May Day dates back to before you were born and changed the face of a hard days work.

In the early beginning, May Day was a celebration from spring to summer. In Medieval England people would go into the woods and collect greenery and flowers. Others would hold festivals with singing and dancing. May Day was time to celebrate.

In the late 1800's May Day became much more than flowers and dances. May Day became an International workers holiday. A day of celebration for workers around the world as an expression of unity and freedom.

In 1884, the U.S. Federation of Organized Trade and Labor Unions had passed a law declaring that, as of May 1, 1886, an eight hour workday would be the full and legal workday for all U.S. workers – the ruling class had that much time to recognize this new law and put it into effect.

The owners refused.

On May 1, 1886, workers took to the streets in a general strike throughout the entire country to force the ruling class to recognize the eight-hour working day. Over 350,000 workers across the country directly participated in the general strike, with hundreds of thousands of workers joining the marches as best they could.
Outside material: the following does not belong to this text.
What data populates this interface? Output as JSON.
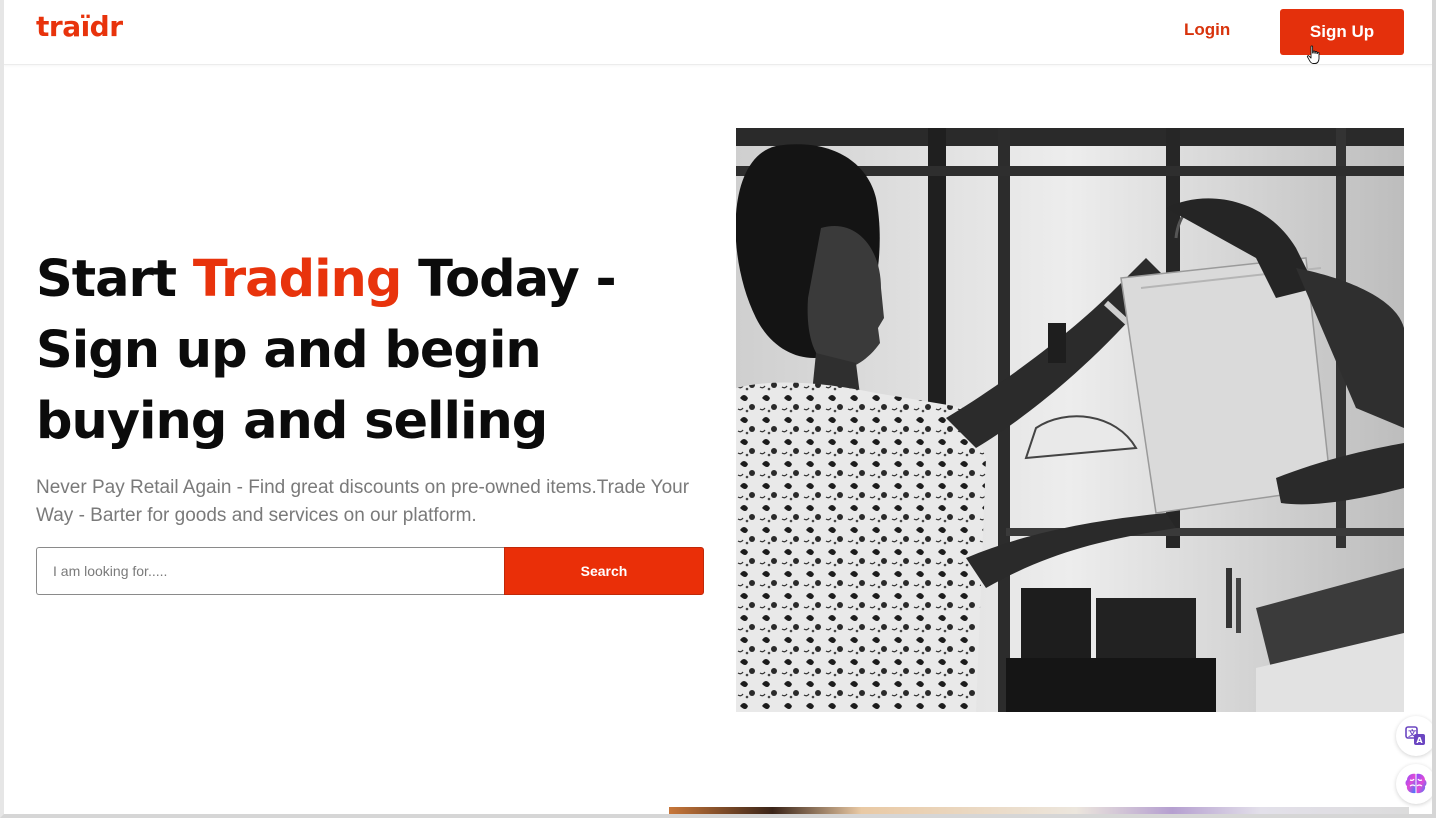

Some groups across the globe today ask workers not to go to work in an attempt to raise awareness for better pay and working conditions.

When I wrote about my daughter Ashley not knowing what May Day was a week or so ago, I got a lot of responses about doorbell ditching with baskets of flowers on your neighbors step and how it was a family event making small baskets for friends and loved ones. So.... whether you look at today as a great day in history for the working class, a time to celebrate with dancing and flowers, find it a day to stand up for more working rights or don't give the day a second thought, I wish you a happy day, hopefully filled with flowers.